Now here is something new and different -- a dessert recipe!
It's not that I don't like sweets. At 3800 feet though, my altitude is just high enough to wreak havoc with baking. Brownies, quick breads, cookies and tarts still turn out okay. But foolproof cake recipes like my mother's whipping cream pound cake, mastered by my son W at age 11 or so, rise up in volcanic fury and then crater into sludge, leaving lava-like crud in the bottom of the oven.
Over the last few years, I've seen panna cotta made on various chef-challenge shows. I gather that the dish is currently a ubiquitous item on the dessert menus of trendy restaurants. It didn't capture my interest though, and I had never tasted it until Josh Grogan of Crave made a really lovely ginger and green tea panna cotta for the first round of our local chef challenge, Fire on the Rock.
My sister is co-hosting a bridal shower for her niece in late May. While she was visiting this past weekend, we spent some time talking about a menu. I suggested making panna cotta in lieu of her go-to crème brûlée. Panna cotta is Italian for cooked cream where crème brûlée is French for burnt cream. My sister had never tasted panna cotta (neither of us lives in an area which abounds with trendy restaurants) so we decided to make dessert. I'd looked at recipes a couple of weeks ago after the Fire on the Rock experience. We agreed on this Epicurious recipe for Buttermilk Panna Cotta and made very few changes.

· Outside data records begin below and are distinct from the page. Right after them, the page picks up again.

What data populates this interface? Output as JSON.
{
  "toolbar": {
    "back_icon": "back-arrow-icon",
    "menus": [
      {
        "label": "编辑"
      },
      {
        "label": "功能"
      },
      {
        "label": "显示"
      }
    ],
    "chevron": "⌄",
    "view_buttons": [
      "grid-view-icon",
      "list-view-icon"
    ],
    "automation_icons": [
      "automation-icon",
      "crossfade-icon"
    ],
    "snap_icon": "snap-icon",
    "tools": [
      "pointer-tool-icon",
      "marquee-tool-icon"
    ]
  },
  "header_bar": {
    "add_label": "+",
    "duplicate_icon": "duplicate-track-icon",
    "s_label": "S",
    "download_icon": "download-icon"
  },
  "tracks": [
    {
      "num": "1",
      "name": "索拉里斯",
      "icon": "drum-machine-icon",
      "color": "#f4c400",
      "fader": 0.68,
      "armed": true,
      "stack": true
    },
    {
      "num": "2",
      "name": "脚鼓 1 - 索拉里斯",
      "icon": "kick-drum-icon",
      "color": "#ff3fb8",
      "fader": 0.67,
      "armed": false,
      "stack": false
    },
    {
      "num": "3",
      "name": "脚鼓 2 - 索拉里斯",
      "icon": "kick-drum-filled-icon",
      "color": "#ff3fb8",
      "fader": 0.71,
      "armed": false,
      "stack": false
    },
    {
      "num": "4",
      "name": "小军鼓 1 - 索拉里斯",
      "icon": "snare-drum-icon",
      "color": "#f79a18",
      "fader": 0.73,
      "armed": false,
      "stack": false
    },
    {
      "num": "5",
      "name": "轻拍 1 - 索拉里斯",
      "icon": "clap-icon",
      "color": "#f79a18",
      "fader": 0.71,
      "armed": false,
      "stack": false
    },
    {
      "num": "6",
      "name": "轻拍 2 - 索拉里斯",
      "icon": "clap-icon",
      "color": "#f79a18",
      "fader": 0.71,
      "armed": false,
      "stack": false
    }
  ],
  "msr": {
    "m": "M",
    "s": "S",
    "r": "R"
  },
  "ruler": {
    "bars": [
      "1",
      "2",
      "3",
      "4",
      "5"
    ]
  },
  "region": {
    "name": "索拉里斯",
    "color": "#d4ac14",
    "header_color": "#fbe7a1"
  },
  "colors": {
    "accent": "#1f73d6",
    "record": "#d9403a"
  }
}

Buttermilk Panna Cotta
- 2 tablespoons water
- 1 1/2 teaspoons unflavored gelatin
- Nonstick vegetable oil spray
- 1 cup whipping cream
- 1 teaspoon finely grated lemon peel
- 1/2 cup sugar
- 2 cups buttermilk
- 2 teaspoons vanilla extract
- Assorted berries (such as blackberries, blueberries, and raspberries)
- Mint for garnish
- Pour 2 tablespoons water into small bowl; sprinkle gelatin over. Let stand until gelatin softens, about 10 minutes. Lightly spray six 3/4-cup ramekins or custard cups with nonstick spray.
- Heat cream, lemon peel, and sugar in medium saucepan over medium-high heat, stirring constantly until sugar dissolves. Increase heat and bring just to low boil, stirring occasionally.
- Add gelatin mixture; remove from heat. Stir until gelatin dissolves.
- Cool mixture to lukewarm, stirring often. Stir in buttermilk and vanilla; divide mixture among prepared ramekins.
- Refrigerate panna cotta until set, about 4 hours. (Can be made 2 days ahead. Cover and keep chilled.)
- Using small sharp knife, cut around panna cotta in each ramekin.
- Place plate atop each ramekin and invert, allowing panna cotta to settle onto plate.
- Top with berries, garnish with mint and serve chilled.
Prep time: 20 minutes + 4 hours refrigeration
The dessert was a perfect ending to a somewhat heavy dinner. I am excited about making panna cotta for future holiday meals. My dad is allergic to eggs so he often misses out on dessert at family gatherings -- there are only so many that can be made without eggs. But this one is elegant, light and egg-free. This buttermilk version is a great basic. I can't wait to try a chocolate panna cotta and experiment with some fancier toppings If you are nervous about plating, you can make the panna cotta in a white wine goblet or old fashioned champagne glass so you don't have to worry about it coming out of the ramekin.